TASK PROMPT: The full listing below is to be written out exactly.
□ □ □ □ □
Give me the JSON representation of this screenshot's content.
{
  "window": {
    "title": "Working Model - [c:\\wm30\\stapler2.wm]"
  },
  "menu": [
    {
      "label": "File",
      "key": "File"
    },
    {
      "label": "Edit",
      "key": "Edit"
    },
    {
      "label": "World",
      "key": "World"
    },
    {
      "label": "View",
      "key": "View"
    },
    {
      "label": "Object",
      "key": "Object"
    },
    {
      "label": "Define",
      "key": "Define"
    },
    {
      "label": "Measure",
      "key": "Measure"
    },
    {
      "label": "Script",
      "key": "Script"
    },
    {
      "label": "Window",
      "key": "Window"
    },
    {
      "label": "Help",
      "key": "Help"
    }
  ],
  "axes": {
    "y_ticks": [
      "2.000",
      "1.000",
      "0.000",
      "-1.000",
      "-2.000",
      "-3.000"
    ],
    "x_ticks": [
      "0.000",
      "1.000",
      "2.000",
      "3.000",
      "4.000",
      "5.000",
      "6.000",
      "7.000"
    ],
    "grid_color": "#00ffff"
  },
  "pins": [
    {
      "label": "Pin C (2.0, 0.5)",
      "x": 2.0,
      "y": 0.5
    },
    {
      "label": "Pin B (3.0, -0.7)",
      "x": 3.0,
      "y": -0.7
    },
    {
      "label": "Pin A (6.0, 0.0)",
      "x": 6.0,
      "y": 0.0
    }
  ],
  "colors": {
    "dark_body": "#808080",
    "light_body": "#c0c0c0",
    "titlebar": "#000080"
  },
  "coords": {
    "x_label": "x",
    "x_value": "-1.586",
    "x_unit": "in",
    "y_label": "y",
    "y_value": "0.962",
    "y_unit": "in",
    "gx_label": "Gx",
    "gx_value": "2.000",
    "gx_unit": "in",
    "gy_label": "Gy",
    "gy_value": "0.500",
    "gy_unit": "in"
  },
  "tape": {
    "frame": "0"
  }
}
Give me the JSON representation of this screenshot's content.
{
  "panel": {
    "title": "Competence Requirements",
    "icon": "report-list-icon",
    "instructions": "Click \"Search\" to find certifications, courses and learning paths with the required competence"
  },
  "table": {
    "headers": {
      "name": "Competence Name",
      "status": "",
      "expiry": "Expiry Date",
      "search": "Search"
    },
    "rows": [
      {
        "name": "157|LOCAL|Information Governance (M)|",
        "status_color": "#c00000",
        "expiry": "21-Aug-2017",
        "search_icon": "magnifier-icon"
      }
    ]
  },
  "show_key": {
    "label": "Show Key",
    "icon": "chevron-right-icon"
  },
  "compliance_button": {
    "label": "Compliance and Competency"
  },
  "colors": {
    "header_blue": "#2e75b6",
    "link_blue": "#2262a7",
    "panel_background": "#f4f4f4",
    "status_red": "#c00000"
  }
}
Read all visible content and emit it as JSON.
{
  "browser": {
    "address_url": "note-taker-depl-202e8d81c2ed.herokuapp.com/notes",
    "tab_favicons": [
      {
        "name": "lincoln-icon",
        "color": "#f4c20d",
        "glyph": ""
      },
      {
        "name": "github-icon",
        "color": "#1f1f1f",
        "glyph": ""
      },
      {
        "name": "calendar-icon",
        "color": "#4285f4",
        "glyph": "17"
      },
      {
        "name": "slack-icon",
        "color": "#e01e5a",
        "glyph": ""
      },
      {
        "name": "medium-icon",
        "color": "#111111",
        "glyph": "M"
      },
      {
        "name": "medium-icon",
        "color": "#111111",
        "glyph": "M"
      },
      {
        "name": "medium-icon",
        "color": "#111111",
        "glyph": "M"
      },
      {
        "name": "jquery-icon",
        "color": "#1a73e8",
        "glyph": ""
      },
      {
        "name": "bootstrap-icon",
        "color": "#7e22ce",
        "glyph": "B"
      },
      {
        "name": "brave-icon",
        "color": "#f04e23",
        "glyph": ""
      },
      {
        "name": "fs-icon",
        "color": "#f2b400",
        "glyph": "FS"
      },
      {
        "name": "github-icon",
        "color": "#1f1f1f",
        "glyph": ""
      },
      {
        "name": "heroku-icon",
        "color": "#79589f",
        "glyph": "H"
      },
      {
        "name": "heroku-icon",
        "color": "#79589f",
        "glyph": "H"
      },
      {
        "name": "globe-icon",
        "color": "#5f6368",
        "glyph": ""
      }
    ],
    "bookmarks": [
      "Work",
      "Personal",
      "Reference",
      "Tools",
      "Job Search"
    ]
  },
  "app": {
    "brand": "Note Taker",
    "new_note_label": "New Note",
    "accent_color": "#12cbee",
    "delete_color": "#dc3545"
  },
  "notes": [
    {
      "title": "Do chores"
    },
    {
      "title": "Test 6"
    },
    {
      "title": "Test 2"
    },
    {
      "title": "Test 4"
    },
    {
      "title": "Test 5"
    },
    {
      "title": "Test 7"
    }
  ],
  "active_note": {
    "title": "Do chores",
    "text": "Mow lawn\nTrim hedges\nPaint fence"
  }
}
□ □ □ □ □
TASK RESULT:
Give me the JSON representation of this screenshot's content.
{
  "window": {
    "title": "Working Model - [c:\\wm30\\stapler2.wm]"
  },
  "menu": [
    {
      "label": "File",
      "key": "File"
    },
    {
      "label": "Edit",
      "key": "Edit"
    },
    {
      "label": "World",
      "key": "World"
    },
    {
      "label": "View",
      "key": "View"
    },
    {
      "label": "Object",
      "key": "Object"
    },
    {
      "label": "Define",
      "key": "Define"
    },
    {
      "label": "Measure",
      "key": "Measure"
    },
    {
      "label": "Script",
      "key": "Script"
    },
    {
      "label": "Window",
      "key": "Window"
    },
    {
      "label": "Help",
      "key": "Help"
    }
  ],
  "axes": {
    "y_ticks": [
      "2.000",
      "1.000",
      "0.000",
      "-1.000",
      "-2.000",
      "-3.000"
    ],
    "x_ticks": [
      "0.000",
      "1.000",
      "2.000",
      "3.000",
      "4.000",
      "5.000",
      "6.000",
      "7.000"
    ],
    "grid_color": "#00ffff"
  },
  "pins": [
    {
      "label": "Pin C (2.0, 0.5)",
      "x": 2.0,
      "y": 0.5
    },
    {
      "label": "Pin B (3.0, -0.7)",
      "x": 3.0,
      "y": -0.7
    },
    {
      "label": "Pin A (6.0, 0.0)",
      "x": 6.0,
      "y": 0.0
    }
  ],
  "colors": {
    "dark_body": "#808080",
    "light_body": "#c0c0c0",
    "titlebar": "#000080"
  },
  "coords": {
    "x_label": "x",
    "x_value": "-1.586",
    "x_unit": "in",
    "y_label": "y",
    "y_value": "0.962",
    "y_unit": "in",
    "gx_label": "Gx",
    "gx_value": "2.000",
    "gx_unit": "in",
    "gy_label": "Gy",
    "gy_value": "0.500",
    "gy_unit": "in"
  },
  "tape": {
    "frame": "0"
  }
}
Give me the JSON representation of this screenshot's content.
{
  "panel": {
    "title": "Competence Requirements",
    "icon": "report-list-icon",
    "instructions": "Click \"Search\" to find certifications, courses and learning paths with the required competence"
  },
  "table": {
    "headers": {
      "name": "Competence Name",
      "status": "",
      "expiry": "Expiry Date",
      "search": "Search"
    },
    "rows": [
      {
        "name": "157|LOCAL|Information Governance (M)|",
        "status_color": "#c00000",
        "expiry": "21-Aug-2017",
        "search_icon": "magnifier-icon"
      }
    ]
  },
  "show_key": {
    "label": "Show Key",
    "icon": "chevron-right-icon"
  },
  "compliance_button": {
    "label": "Compliance and Competency"
  },
  "colors": {
    "header_blue": "#2e75b6",
    "link_blue": "#2262a7",
    "panel_background": "#f4f4f4",
    "status_red": "#c00000"
  }
}
Read all visible content and emit it as JSON.
{
  "browser": {
    "address_url": "note-taker-depl-202e8d81c2ed.herokuapp.com/notes",
    "tab_favicons": [
      {
        "name": "lincoln-icon",
        "color": "#f4c20d",
        "glyph": ""
      },
      {
        "name": "github-icon",
        "color": "#1f1f1f",
        "glyph": ""
      },
      {
        "name": "calendar-icon",
        "color": "#4285f4",
        "glyph": "17"
      },
      {
        "name": "slack-icon",
        "color": "#e01e5a",
        "glyph": ""
      },
      {
        "name": "medium-icon",
        "color": "#111111",
        "glyph": "M"
      },
      {
        "name": "medium-icon",
        "color": "#111111",
        "glyph": "M"
      },
      {
        "name": "medium-icon",
        "color": "#111111",
        "glyph": "M"
      },
      {
        "name": "jquery-icon",
        "color": "#1a73e8",
        "glyph": ""
      },
      {
        "name": "bootstrap-icon",
        "color": "#7e22ce",
        "glyph": "B"
      },
      {
        "name": "brave-icon",
        "color": "#f04e23",
        "glyph": ""
      },
      {
        "name": "fs-icon",
        "color": "#f2b400",
        "glyph": "FS"
      },
      {
        "name": "github-icon",
        "color": "#1f1f1f",
        "glyph": ""
      },
      {
        "name": "heroku-icon",
        "color": "#79589f",
        "glyph": "H"
      },
      {
        "name": "heroku-icon",
        "color": "#79589f",
        "glyph": "H"
      },
      {
        "name": "globe-icon",
        "color": "#5f6368",
        "glyph": ""
      }
    ],
    "bookmarks": [
      "Work",
      "Personal",
      "Reference",
      "Tools",
      "Job Search"
    ]
  },
  "app": {
    "brand": "Note Taker",
    "new_note_label": "New Note",
    "accent_color": "#12cbee",
    "delete_color": "#dc3545"
  },
  "notes": [
    {
      "title": "Do chores"
    },
    {
      "title": "Test 6"
    },
    {
      "title": "Test 2"
    },
    {
      "title": "Test 4"
    },
    {
      "title": "Test 5"
    },
    {
      "title": "Test 7"
    }
  ],
  "active_note": {
    "title": "Do chores",
    "text": "Mow lawn\nTrim hedges\nPaint fence"
  }
}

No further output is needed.